Green Acres was the place for me in the sixties, light years ahead of its time as a green comedy. A savvy businessman is fed up with the rat race of the concrete jungle, flees Park Place and whisks his dilettante wife to Hooterville to grow their own food, befriend local yokels like con man Mr. Haney and Arnold the pig and live a simpler, yet more abundant life. It was a hoot. Who in the Camelot era wanted to live with such sacrifices?
Years later, the earnest eco revolution has spawned a new brand of humor (it’s just that hip!) as we parody the seemingly all-consuming agenda, as in the Audi Green Police ad shown during the Super Bowl. It lampooned the campaign for reusable bags, keeping water consumption down and using low energy appliances. I thought it was poignant because we have gone to extremes at times with the monitoring of consumption. It takes extremes to save the planet, and if humor works, make em laugh!
In addition to the Audi ad, eco humor has seeped into various sitcom story lines and entertainment specials. Among my faves: Saturday Night Live’s Chewable Pampers (all great taste and no waste in eco-friendly containers); and F*ck The Earth Day with old coot Jack English: In the spoof ad for celebrating the day after Earth Day in April, he tells us to ignore the hippie alarmists and do what makes us feels good – like leaving the lights on, driving a hummer and pouring oil on a duck.
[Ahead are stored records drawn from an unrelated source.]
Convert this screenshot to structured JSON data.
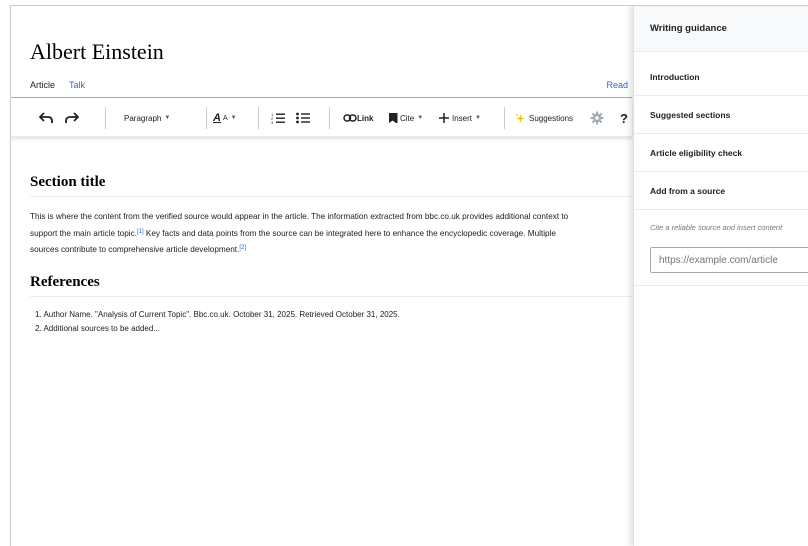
{
  "article": {
    "title": "Albert Einstein",
    "tabs": {
      "article": "Article",
      "talk": "Talk",
      "read": "Read"
    }
  },
  "toolbar": {
    "undo_icon": "undo-icon",
    "redo_icon": "redo-icon",
    "paragraph_label": "Paragraph",
    "text_style_label": "A",
    "text_style_small": "A",
    "link_label": "Link",
    "cite_label": "Cite",
    "insert_label": "Insert",
    "suggestions_label": "Suggestions",
    "help_label": "?"
  },
  "content": {
    "section_title": "Section title",
    "paragraph": {
      "line1": "This is where the content from the verified source would appear in the article. The information extracted from bbc.co.uk provides additional context to",
      "line2_a": "support the main article topic.",
      "ref1": "[1]",
      "line2_b": " Key facts and data points from the source can be integrated here to enhance the encyclopedic coverage. Multiple",
      "line3_a": "sources contribute to comprehensive article development.",
      "ref2": "[2]"
    },
    "references_title": "References",
    "references": [
      "1. Author Name. \"Analysis of Current Topic\". Bbc.co.uk. October 31, 2025. Retrieved October 31, 2025.",
      "2. Additional sources to be added..."
    ]
  },
  "panel": {
    "title": "Writing guidance",
    "items": [
      "Introduction",
      "Suggested sections",
      "Article eligibility check",
      "Add from a source"
    ],
    "hint": "Cite a reliable source and insert content",
    "url_placeholder": "https://example.com/article"
  },
  "colors": {
    "link": "#3366cc",
    "text": "#202122",
    "border": "#a2a9b1",
    "panel_header": "#f8f9fa",
    "suggestions_sparkle": "#f0bc00"
  }
}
And then, there is the new breed of stand-up comics, finding unlimited material in the green lane.
Take Bob Hirschfeld, a self-described business satirist-turned eco satirist, who offers his Funny Green Business presentations at corporate conferences held by Forbes, Johnson & Johnson, Microsoft, Cox Communication, Honda, and IBM to name a few.
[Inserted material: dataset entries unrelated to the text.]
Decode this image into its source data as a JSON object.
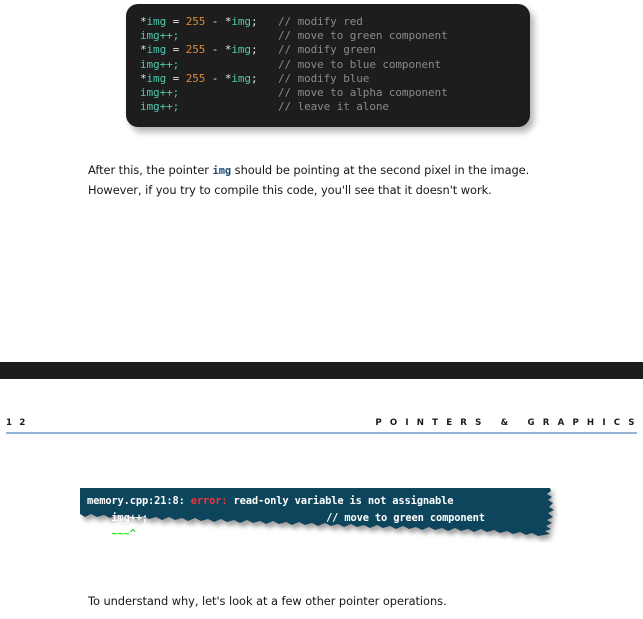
{
  "document": {
    "type": "book-page-spread",
    "page_background": "#ffffff"
  },
  "code_block": {
    "name": "pointer-increment-code-sample",
    "background": "#1d1d1d",
    "colors": {
      "identifier": "#4ec9b0",
      "number": "#d98a3a",
      "operator": "#e6e6e6",
      "comment": "#8a8a8a"
    },
    "lines": [
      {
        "deref": "*",
        "ident": "img",
        "op": " = ",
        "num": "255",
        "op2": " - ",
        "deref2": "*",
        "ident2": "img",
        "punc": ";",
        "comment": "// modify red"
      },
      {
        "plain": "img++;",
        "comment": "// move to green component"
      },
      {
        "deref": "*",
        "ident": "img",
        "op": " = ",
        "num": "255",
        "op2": " - ",
        "deref2": "*",
        "ident2": "img",
        "punc": ";",
        "comment": "// modify green"
      },
      {
        "plain": "img++;",
        "comment": "// move to blue component"
      },
      {
        "deref": "*",
        "ident": "img",
        "op": " = ",
        "num": "255",
        "op2": " - ",
        "deref2": "*",
        "ident2": "img",
        "punc": ";",
        "comment": "// modify blue"
      },
      {
        "plain": "img++;",
        "comment": "// move to alpha component"
      },
      {
        "plain": "img++;",
        "comment": "// leave it alone"
      }
    ],
    "plain_text": "*img = 255 - *img;  // modify red\nimg++;              // move to green component\n*img = 255 - *img;  // modify green\nimg++;              // move to blue component\n*img = 255 - *img;  // modify blue\nimg++;              // move to alpha component\nimg++;              // leave it alone"
  },
  "paragraph_after": {
    "part1": "After this, the pointer ",
    "code": "img",
    "part2": " should be pointing at the second pixel in the image. However, if you try to compile this code, you'll see that it doesn't work."
  },
  "running_head": {
    "folio": "1 2",
    "page_number": "12",
    "title": "P O I N T E R S   &   G R A P H I C S",
    "title_plain": "POINTERS & GRAPHICS",
    "rule_color": "#92b4d6"
  },
  "error_block": {
    "name": "compiler-error-terminal",
    "background": "#11445c",
    "error_keyword_color": "#f0353a",
    "squiggle_color": "#2ee02e",
    "line1": {
      "location": "memory.cpp:21:8: ",
      "severity": "error:",
      "message": " read-only variable is not assignable"
    },
    "line2": {
      "code": "    img++;",
      "comment": "// move to green component"
    },
    "line3": {
      "squiggle": "    ~~~^"
    },
    "plain_text": "memory.cpp:21:8: error: read-only variable is not assignable\n    img++;                          // move to green component\n    ~~~^"
  },
  "paragraph_understand": {
    "text": "To understand why, let's look at a few other pointer operations."
  }
}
Bob makes audiences laugh at the inconsistencies woven into the eco agenda pointing to well-intended solutions aimed at lowering our footprints. “I was at a bookstore where I got the book, 100 ways to Save the Planet,” he recalls. “Number one was buy less paper! So I returned the book.” He also takes harmless stabs at LED bulbs (how many dollars does it take to screw in a lightbulb?); the complexities of sorting plastics for recycling and the embarrassment of low-flow potties not really doing the job of flushing waste in just one flush – especially at dinner parties where your hosts question why you’re taking so long. You can watch his spiel here:
Convention Connection in Malibu, CA which books Bob and other acts, says it gets many requests for green speakers for events, and stand-up brand humor is an added bonus. “Any speaker or entertainer tries to look at the trends, and green is certainly in,” observes booking agent, Kiela Hine. “Humor for all times has tried to make light of things that are difficult and that is a good thing.”
Brings to mind the song Smile, Charlie Chaplin’s theme music for his last silent picture, Modern Times about a tramp struggling to live in modern industrialized society. The song asks, what’s the use of crying? If you light up your face with gladness, you will see the sun come shining through. If Chaplin only knew to what extent we have screwed the divine paradise we have been gifted. I can laugh about it here and there, Charlie. But it is hard to hide the sadness and just smile.
Images: Sitcoms Online, Edna Purviance